When choosing a roofing material for your home, concrete tile provides an attractive, cost-effective option. Available in several colors and textures, it can mimic the look of clay tile and is naturally resistant to rot and insect infestation. However, there are several problems that may occur with concrete roof tiles that require repairs or additional maintenance. In some cases, the damage may be so extensive that your roof must be replaced.
One of the main problems that you may encounter with concrete roof tile is improper installation. Installing the tile is a difficult process, which can lead to errors by installers. In fact, special training and skills are necessary to install a concrete tile roof correctly, so it is not a do-it-yourself project. Cutting around roof protrusions and valleys is particularly difficult because the tile is so hard. It requires a special saw and a great deal of time. Installing the tile on small sections of the roof and architectural features presents similar issues. In addition, the nail procedure for concrete tile is complex since each lugged tile requires a single nail while each non-lugged tile requires two. All of these steps are crucial because improperly installed concrete tile is more likely to suffer damage from rain, snow, wind and hail, so your roof does not last as long as it should.

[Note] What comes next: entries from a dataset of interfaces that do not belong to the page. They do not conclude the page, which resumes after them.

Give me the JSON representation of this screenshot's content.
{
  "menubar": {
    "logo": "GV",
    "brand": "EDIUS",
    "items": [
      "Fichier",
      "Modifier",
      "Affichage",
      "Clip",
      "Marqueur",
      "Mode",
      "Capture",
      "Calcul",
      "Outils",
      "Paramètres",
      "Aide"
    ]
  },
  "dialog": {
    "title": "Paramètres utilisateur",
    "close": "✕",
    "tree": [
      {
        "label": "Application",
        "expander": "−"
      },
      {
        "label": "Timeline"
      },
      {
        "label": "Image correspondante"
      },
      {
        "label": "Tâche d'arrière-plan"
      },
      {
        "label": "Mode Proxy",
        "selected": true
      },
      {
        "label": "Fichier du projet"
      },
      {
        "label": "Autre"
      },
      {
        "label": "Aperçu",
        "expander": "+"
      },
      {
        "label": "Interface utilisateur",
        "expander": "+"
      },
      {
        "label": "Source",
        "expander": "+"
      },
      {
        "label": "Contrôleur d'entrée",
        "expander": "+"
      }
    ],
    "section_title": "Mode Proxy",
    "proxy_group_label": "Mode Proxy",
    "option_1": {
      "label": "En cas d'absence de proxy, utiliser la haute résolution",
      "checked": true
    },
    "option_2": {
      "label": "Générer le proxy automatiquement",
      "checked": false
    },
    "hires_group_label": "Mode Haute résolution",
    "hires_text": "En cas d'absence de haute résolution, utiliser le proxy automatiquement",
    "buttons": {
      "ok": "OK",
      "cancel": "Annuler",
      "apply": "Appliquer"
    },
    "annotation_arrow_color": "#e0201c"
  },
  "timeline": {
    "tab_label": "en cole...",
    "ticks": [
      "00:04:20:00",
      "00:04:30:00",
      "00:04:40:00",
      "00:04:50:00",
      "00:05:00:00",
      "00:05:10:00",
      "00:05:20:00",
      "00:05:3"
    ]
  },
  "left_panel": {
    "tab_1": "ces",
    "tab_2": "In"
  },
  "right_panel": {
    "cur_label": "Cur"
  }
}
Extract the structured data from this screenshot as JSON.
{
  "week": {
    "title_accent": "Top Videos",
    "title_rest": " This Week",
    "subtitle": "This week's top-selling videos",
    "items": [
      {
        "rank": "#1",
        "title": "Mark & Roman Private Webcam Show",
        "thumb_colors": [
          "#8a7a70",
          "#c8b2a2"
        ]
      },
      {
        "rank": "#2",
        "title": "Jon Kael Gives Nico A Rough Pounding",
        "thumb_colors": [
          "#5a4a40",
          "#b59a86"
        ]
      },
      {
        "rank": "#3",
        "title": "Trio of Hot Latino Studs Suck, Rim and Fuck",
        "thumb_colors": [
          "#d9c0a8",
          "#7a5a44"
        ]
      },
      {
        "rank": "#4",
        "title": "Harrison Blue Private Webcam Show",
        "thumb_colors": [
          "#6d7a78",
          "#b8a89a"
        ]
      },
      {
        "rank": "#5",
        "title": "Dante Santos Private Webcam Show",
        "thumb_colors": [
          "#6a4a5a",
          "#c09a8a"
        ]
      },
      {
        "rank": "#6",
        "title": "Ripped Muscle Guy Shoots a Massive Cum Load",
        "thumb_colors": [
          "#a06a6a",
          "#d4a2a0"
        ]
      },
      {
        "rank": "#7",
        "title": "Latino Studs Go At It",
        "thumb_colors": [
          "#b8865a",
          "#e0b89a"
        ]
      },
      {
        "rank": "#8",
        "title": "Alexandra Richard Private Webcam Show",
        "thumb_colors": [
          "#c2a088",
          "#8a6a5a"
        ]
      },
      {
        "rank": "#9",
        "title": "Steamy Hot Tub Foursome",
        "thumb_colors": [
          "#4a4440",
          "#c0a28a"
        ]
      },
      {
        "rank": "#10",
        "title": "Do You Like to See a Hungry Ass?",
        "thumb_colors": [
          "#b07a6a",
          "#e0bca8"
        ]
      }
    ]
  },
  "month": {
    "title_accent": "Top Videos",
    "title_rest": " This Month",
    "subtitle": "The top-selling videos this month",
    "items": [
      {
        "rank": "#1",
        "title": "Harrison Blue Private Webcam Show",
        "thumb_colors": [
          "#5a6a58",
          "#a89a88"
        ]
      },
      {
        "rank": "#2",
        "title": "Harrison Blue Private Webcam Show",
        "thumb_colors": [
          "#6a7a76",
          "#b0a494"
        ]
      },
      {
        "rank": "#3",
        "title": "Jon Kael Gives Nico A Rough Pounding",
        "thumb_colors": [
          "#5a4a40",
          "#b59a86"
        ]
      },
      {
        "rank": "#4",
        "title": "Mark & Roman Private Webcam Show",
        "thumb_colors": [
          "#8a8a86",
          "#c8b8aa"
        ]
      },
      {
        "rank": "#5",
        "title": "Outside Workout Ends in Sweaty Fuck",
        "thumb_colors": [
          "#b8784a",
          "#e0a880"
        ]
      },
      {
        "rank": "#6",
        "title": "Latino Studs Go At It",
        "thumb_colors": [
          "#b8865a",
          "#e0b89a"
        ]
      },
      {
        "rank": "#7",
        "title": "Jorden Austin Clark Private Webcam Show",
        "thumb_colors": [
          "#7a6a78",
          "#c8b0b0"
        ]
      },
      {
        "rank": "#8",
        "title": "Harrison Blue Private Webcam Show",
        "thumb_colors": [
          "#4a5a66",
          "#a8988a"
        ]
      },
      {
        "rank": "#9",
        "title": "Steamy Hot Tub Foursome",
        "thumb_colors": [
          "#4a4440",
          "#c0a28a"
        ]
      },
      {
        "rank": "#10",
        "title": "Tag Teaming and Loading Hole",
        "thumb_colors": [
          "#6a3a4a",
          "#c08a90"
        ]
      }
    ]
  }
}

Concrete roof tile is usually quite durable. However, you may have problems if you live in an area that experiences freezing and thawing cycles regularly. Moisture can penetrate the underlayment sides and tile butts on a concrete roof. As a result, constant freezing and thawing can result in cracked and broken tile as moisture seeps beneath the surface and tiles expand when it freezes. Snow and rain accompanied by strong winds may also damage a concrete tile roof.
While concrete roof tile is available in a variety of colors, it's not colorfast like clay tile. When exposed to rain, snow and sun, concrete tile begins to fade. Even tile that is impregnated with pigment throughout its thickness can lose its color. In fact, a concrete roof may begin fading as early as the first year. As a result, when you replace a broken tile with a new one, it won't match the rest of the roof.
Like many types of roof tile, concrete tile can crack easily under certain conditions. Moisture damage may result in broken tiles, and concrete tile may also crack if it is walked on during repairs or inspections. Roofing professionals know the proper technique for walking on the roof without breaking the tile, so call an expert if you suspect damage to your roof. If you need to inspect the roof, use a ladder and binoculars. In addition, avoid lightweight concrete tile, which is less expensive but more likely to break than standard weight tiles.